--- Dataset Enclosed Below ---

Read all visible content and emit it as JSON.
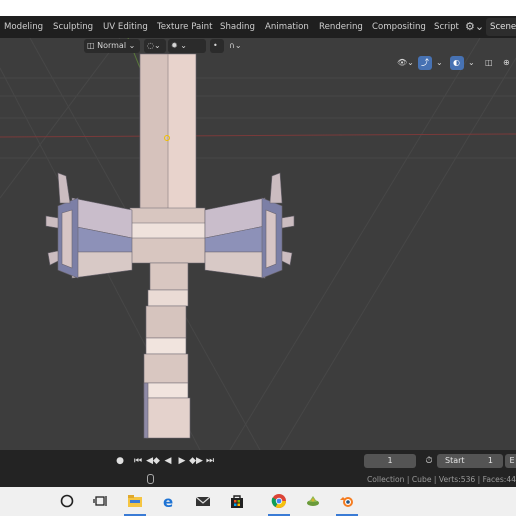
{
  "top_tabs": [
    "Modeling",
    "Sculpting",
    "UV Editing",
    "Texture Paint",
    "Shading",
    "Animation",
    "Rendering",
    "Compositing",
    "Script"
  ],
  "scene_label": "Scene",
  "viewport_header": {
    "orientation_label": "Normal"
  },
  "timeline": {
    "current_frame": "1",
    "start_label": "Start",
    "start_value": "1",
    "end_label_partial": "E"
  },
  "status": {
    "text": "Collection | Cube | Verts:536 | Faces:44"
  },
  "taskbar": {
    "apps": [
      "cortana-icon",
      "task-view-icon",
      "file-explorer-icon",
      "edge-icon",
      "mail-icon",
      "store-icon",
      "chrome-icon",
      "app-icon",
      "blender-icon"
    ]
  },
  "colors": {
    "viewport_bg": "#3d3d3d",
    "topbar_bg": "#1f1f1f",
    "active_blue": "#4772b3",
    "mesh_light": "#e8d7d0",
    "mesh_shadow": "#8a8fb5"
  }
}
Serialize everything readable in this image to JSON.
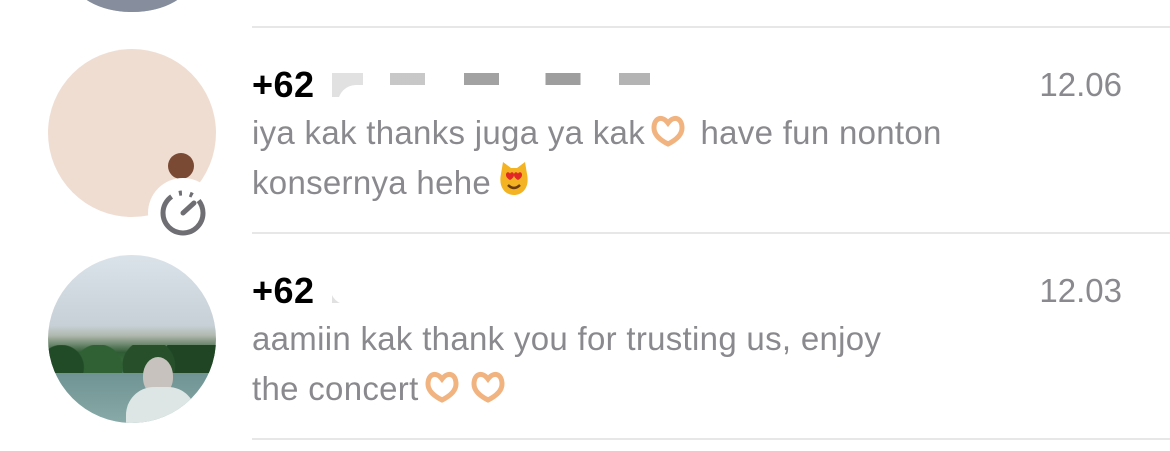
{
  "chats": [
    {
      "name": "+62",
      "time": "12.06",
      "message_part1": "iya kak thanks juga ya kak",
      "message_part2": "have fun nonton",
      "message_part3": "konsernya hehe"
    },
    {
      "name": "+62",
      "time": "12.03",
      "message_part1": "aamiin kak thank you for trusting us, enjoy",
      "message_part2": "the concert"
    }
  ],
  "icons": {
    "heart_hands": "heart-hands-icon",
    "smiling_cat_heart_eyes": "cat-heart-eyes-icon",
    "status_ring": "status-timer-icon",
    "default_profile": "profile-icon"
  },
  "colors": {
    "secondary_text": "#8a8a8e",
    "divider": "#e7e7e7",
    "default_avatar_bg": "#efddd2"
  }
}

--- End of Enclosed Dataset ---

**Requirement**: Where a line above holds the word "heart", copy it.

**Result for this task**:
    "heart_hands": "heart-hands-icon",
    "smiling_cat_heart_eyes": "cat-heart-eyes-icon",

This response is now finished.